═══ TASK MATERIAL
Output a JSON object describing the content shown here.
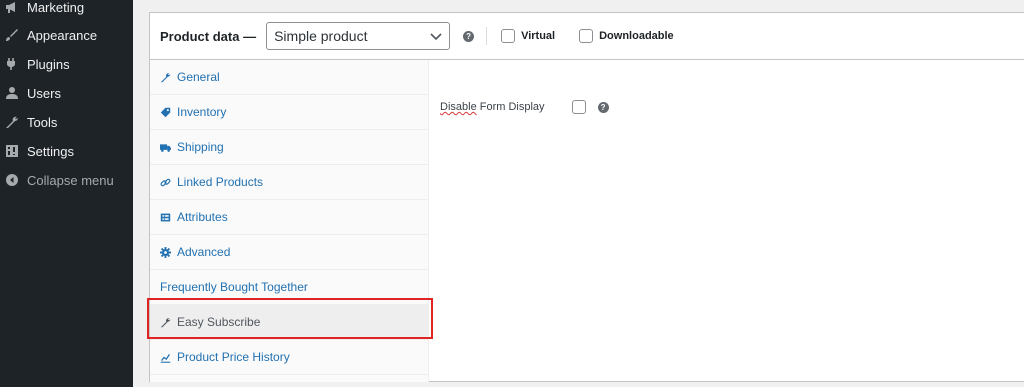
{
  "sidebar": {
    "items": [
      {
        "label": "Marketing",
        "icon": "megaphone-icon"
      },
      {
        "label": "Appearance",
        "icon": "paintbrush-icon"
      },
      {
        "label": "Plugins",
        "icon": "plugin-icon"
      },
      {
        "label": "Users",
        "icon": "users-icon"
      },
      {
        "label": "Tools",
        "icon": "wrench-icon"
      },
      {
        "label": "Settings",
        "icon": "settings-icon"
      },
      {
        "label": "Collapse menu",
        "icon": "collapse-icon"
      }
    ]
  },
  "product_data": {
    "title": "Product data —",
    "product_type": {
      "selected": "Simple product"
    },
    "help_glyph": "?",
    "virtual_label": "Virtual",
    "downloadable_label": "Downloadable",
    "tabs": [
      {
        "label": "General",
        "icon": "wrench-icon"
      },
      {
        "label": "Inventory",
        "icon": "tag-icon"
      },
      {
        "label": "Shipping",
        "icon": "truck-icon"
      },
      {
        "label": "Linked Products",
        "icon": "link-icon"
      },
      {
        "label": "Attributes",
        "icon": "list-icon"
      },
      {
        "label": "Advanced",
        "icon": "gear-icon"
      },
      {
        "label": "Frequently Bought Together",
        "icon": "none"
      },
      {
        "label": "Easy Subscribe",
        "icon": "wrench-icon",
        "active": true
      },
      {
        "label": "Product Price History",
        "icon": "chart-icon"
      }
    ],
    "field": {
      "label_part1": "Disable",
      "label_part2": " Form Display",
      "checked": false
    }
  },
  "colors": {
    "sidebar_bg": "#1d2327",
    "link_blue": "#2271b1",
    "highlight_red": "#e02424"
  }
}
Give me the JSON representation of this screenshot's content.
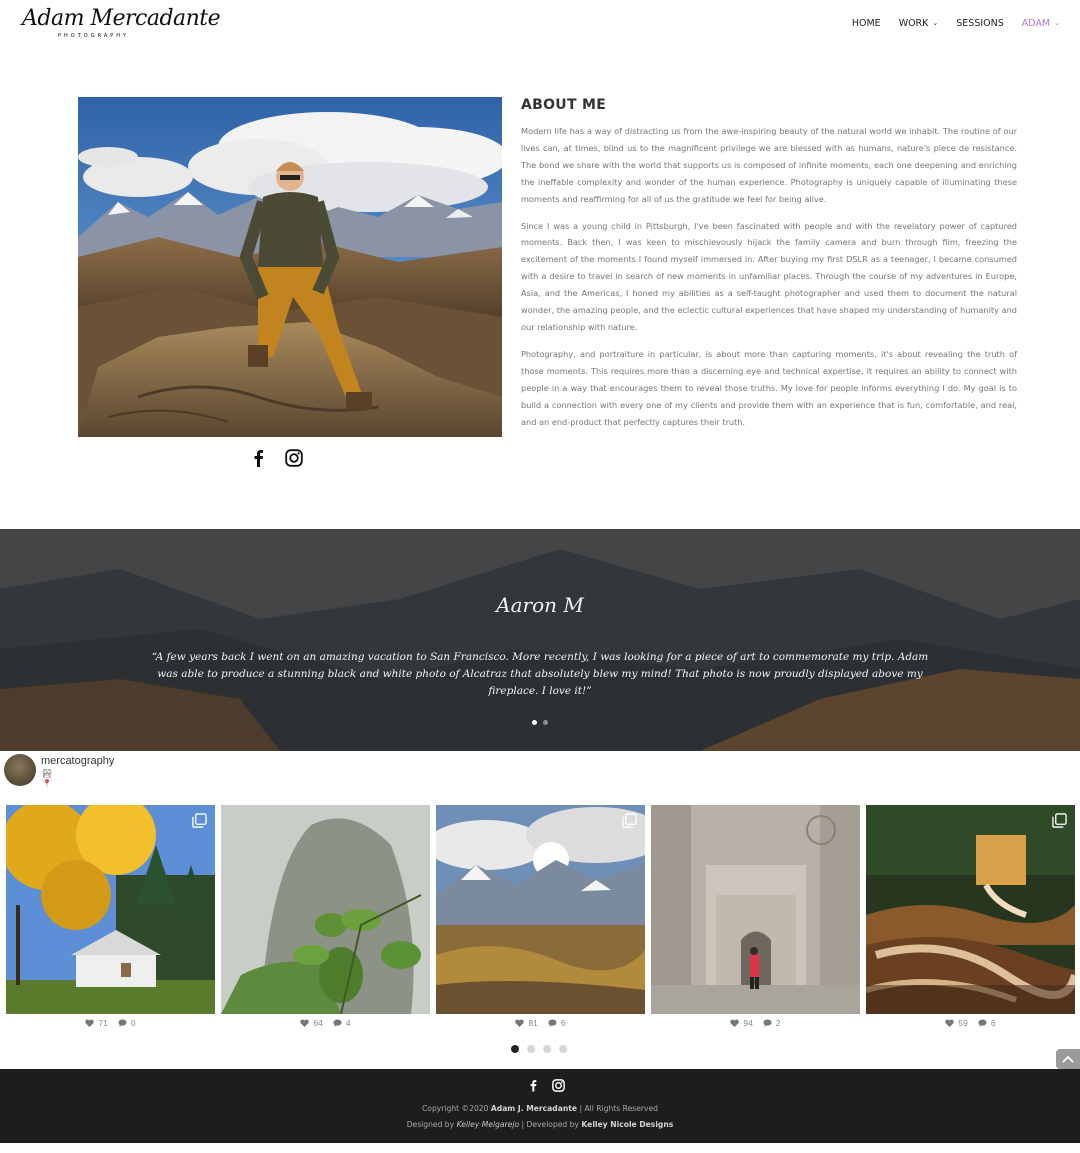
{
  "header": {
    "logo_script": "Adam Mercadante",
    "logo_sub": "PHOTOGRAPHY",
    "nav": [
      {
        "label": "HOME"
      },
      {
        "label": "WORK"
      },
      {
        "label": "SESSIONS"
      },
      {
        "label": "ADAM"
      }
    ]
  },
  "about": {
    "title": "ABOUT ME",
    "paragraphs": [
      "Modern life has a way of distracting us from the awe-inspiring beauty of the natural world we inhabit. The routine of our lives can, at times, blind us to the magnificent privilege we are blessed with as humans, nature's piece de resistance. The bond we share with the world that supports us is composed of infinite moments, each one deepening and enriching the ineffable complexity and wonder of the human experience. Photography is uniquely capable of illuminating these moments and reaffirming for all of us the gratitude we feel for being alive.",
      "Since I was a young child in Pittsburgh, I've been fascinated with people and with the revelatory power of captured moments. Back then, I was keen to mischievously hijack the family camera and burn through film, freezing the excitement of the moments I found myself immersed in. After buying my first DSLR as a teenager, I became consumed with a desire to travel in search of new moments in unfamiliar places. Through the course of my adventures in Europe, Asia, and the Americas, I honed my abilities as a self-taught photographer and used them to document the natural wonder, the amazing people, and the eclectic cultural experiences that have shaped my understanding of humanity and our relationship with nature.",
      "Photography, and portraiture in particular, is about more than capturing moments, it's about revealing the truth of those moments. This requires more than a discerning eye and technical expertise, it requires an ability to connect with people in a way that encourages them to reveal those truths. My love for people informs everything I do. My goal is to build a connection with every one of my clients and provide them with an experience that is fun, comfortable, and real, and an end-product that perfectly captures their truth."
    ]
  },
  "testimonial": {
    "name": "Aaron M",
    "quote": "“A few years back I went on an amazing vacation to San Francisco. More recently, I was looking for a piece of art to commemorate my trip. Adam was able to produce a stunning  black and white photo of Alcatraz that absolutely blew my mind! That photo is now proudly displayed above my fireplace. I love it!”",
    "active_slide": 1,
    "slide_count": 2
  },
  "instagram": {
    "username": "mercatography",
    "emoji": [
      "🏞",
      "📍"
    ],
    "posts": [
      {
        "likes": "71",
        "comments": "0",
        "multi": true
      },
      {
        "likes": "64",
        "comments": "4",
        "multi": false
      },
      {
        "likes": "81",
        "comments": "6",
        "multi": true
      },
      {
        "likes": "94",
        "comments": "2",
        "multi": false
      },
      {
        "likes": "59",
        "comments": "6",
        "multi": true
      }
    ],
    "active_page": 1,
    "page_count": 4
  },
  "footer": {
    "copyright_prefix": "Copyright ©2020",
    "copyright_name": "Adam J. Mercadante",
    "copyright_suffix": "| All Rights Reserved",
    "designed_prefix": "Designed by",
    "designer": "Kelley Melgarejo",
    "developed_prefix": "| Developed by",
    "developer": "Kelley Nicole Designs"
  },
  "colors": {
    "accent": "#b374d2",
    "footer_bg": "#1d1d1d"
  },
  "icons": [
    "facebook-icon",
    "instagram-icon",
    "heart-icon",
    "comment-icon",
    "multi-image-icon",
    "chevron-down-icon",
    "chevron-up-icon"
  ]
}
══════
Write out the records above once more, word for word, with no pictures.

Output a JSON object describing the content shown here.
{
  "sidebar": {
    "items": [
      {
        "label": "Marketing",
        "icon": "megaphone-icon"
      },
      {
        "label": "Appearance",
        "icon": "paintbrush-icon"
      },
      {
        "label": "Plugins",
        "icon": "plugin-icon"
      },
      {
        "label": "Users",
        "icon": "users-icon"
      },
      {
        "label": "Tools",
        "icon": "wrench-icon"
      },
      {
        "label": "Settings",
        "icon": "settings-icon"
      },
      {
        "label": "Collapse menu",
        "icon": "collapse-icon"
      }
    ]
  },
  "product_data": {
    "title": "Product data —",
    "product_type": {
      "selected": "Simple product"
    },
    "help_glyph": "?",
    "virtual_label": "Virtual",
    "downloadable_label": "Downloadable",
    "tabs": [
      {
        "label": "General",
        "icon": "wrench-icon"
      },
      {
        "label": "Inventory",
        "icon": "tag-icon"
      },
      {
        "label": "Shipping",
        "icon": "truck-icon"
      },
      {
        "label": "Linked Products",
        "icon": "link-icon"
      },
      {
        "label": "Attributes",
        "icon": "list-icon"
      },
      {
        "label": "Advanced",
        "icon": "gear-icon"
      },
      {
        "label": "Frequently Bought Together",
        "icon": "none"
      },
      {
        "label": "Easy Subscribe",
        "icon": "wrench-icon",
        "active": true
      },
      {
        "label": "Product Price History",
        "icon": "chart-icon"
      }
    ],
    "field": {
      "label_part1": "Disable",
      "label_part2": " Form Display",
      "checked": false
    }
  },
  "colors": {
    "sidebar_bg": "#1d2327",
    "link_blue": "#2271b1",
    "highlight_red": "#e02424"
  }
}
Give me the JSON representation of this screenshot's content.
{
  "header": {
    "logo_script": "Adam Mercadante",
    "logo_sub": "PHOTOGRAPHY",
    "nav": [
      {
        "label": "HOME"
      },
      {
        "label": "WORK"
      },
      {
        "label": "SESSIONS"
      },
      {
        "label": "ADAM"
      }
    ]
  },
  "about": {
    "title": "ABOUT ME",
    "paragraphs": [
      "Modern life has a way of distracting us from the awe-inspiring beauty of the natural world we inhabit. The routine of our lives can, at times, blind us to the magnificent privilege we are blessed with as humans, nature's piece de resistance. The bond we share with the world that supports us is composed of infinite moments, each one deepening and enriching the ineffable complexity and wonder of the human experience. Photography is uniquely capable of illuminating these moments and reaffirming for all of us the gratitude we feel for being alive.",
      "Since I was a young child in Pittsburgh, I've been fascinated with people and with the revelatory power of captured moments. Back then, I was keen to mischievously hijack the family camera and burn through film, freezing the excitement of the moments I found myself immersed in. After buying my first DSLR as a teenager, I became consumed with a desire to travel in search of new moments in unfamiliar places. Through the course of my adventures in Europe, Asia, and the Americas, I honed my abilities as a self-taught photographer and used them to document the natural wonder, the amazing people, and the eclectic cultural experiences that have shaped my understanding of humanity and our relationship with nature.",
      "Photography, and portraiture in particular, is about more than capturing moments, it's about revealing the truth of those moments. This requires more than a discerning eye and technical expertise, it requires an ability to connect with people in a way that encourages them to reveal those truths. My love for people informs everything I do. My goal is to build a connection with every one of my clients and provide them with an experience that is fun, comfortable, and real, and an end-product that perfectly captures their truth."
    ]
  },
  "testimonial": {
    "name": "Aaron M",
    "quote": "“A few years back I went on an amazing vacation to San Francisco. More recently, I was looking for a piece of art to commemorate my trip. Adam was able to produce a stunning  black and white photo of Alcatraz that absolutely blew my mind! That photo is now proudly displayed above my fireplace. I love it!”",
    "active_slide": 1,
    "slide_count": 2
  },
  "instagram": {
    "username": "mercatography",
    "emoji": [
      "🏞",
      "📍"
    ],
    "posts": [
      {
        "likes": "71",
        "comments": "0",
        "multi": true
      },
      {
        "likes": "64",
        "comments": "4",
        "multi": false
      },
      {
        "likes": "81",
        "comments": "6",
        "multi": true
      },
      {
        "likes": "94",
        "comments": "2",
        "multi": false
      },
      {
        "likes": "59",
        "comments": "6",
        "multi": true
      }
    ],
    "active_page": 1,
    "page_count": 4
  },
  "footer": {
    "copyright_prefix": "Copyright ©2020",
    "copyright_name": "Adam J. Mercadante",
    "copyright_suffix": "| All Rights Reserved",
    "designed_prefix": "Designed by",
    "designer": "Kelley Melgarejo",
    "developed_prefix": "| Developed by",
    "developer": "Kelley Nicole Designs"
  },
  "colors": {
    "accent": "#b374d2",
    "footer_bg": "#1d1d1d"
  },
  "icons": [
    "facebook-icon",
    "instagram-icon",
    "heart-icon",
    "comment-icon",
    "multi-image-icon",
    "chevron-down-icon",
    "chevron-up-icon"
  ]
}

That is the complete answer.